Too often churches today, desperately trying to produce more active members, have begun to panic—like a salesman who has knocked on far too many doors with far too few sales. But the Church is not a possession of man. It’s not a club or a business. It is Christ’s sacred Body, heaven’s powerful ark, God’s beautiful garden, the Son of Man’s precious Bride, and our holy mother.
Contemplate, devout soul, this dignity of the Church and give the thanks owed to God. Indeed, the benefits that God grants through the Church are great, but they are not obvious to everyone. It is like a closed garden and a sealed fountain (Song of Solomon 4:12). Therefore no one recognizes these highest blessings in the Church unless he himself is in it. This ship is struck with various storms of persecution (Matthew 8:25). This vine is lifted up by being bound and enlarged by being cut back (John 15:2). The infernal dragon himself plots against this woman in many ways (Revelation 12:7).
The Church is a beautiful lily, but a lily between thorns (Song of Solomon 2:1). The most beautiful garden is the Church, but only when the north wind of tribulation blows through it, do its aromatic spices at last flow out…. The Church is the spiritual mother, but she is forced to stand under the cross, just as Mary, from whom Christ was born into this world, was standing under the cross (John 19:25).
The tribulations that we face as Christ’s Church are themselves instruments God uses for our spiritual growth: “The vine is lifted up by being bound, and enlarged by being cut back,” as Gerhard says. There is no doom and gloom underlying this sermon, despite the promises of many difficulties and trials. Did the persecuted Christians of the second century curse the sky because their congregation no longer had an active youth group? Did the Reformers join their adversaries because their Sunday schools had more children? Throughout his writings, Gerhard reminds us that God’s grace is sufficient for us. The Church is bigger than one generation, and any one of our own subjective experiences.
The tribulations that we face as Christ’s Church are themselves instruments God uses for our spiritual growth.
Gerhard challenges us to remain faithful to the Church and her doctrine at all costs, as we fight a spiritual war. It often takes a lot of energy, perseverance, and deliberation. And the victories on the battle field may not always be obvious to every soldier fighting. But when we remain faithful to this call of duty, the death of every Christian is that of a martyr’s:
Whoever does not have a share in the Church militant will never have a share in the Church triumphant. O good Jesus, who has led us into the Church militant, lead us also at long last into that Church triumphant.
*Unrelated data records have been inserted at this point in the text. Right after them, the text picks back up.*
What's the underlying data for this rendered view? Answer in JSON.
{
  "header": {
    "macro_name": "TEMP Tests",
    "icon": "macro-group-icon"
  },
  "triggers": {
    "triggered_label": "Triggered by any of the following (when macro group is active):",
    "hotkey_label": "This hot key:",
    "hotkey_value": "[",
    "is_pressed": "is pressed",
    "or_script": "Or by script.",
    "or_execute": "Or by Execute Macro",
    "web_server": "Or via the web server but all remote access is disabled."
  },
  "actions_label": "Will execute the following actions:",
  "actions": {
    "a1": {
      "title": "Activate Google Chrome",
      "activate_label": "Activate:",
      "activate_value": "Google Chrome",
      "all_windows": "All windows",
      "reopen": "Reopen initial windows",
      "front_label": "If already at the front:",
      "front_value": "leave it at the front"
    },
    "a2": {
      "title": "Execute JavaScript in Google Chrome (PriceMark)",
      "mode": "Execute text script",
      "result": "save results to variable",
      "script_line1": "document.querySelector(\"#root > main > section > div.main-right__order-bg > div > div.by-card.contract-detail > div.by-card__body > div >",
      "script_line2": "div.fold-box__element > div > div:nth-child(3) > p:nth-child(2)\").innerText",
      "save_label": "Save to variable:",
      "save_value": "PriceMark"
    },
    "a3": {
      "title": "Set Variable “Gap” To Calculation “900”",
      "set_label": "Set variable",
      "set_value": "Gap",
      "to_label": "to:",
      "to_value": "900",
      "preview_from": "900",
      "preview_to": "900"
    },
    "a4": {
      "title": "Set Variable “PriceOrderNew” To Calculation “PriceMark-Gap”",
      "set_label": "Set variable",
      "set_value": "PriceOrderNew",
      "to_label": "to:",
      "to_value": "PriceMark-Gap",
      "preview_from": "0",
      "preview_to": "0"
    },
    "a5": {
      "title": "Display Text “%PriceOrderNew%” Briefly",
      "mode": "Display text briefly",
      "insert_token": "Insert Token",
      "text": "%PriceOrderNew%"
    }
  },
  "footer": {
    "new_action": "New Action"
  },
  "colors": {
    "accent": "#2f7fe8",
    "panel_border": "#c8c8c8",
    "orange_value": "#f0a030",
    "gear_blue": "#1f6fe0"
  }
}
Rev. Dr. Harold Ristau is a chaplain with the Canadian Armed Forces and the author of At Peace with War: A Chaplain’s Meditations from Afghanistan. You can download a pdf of this article here.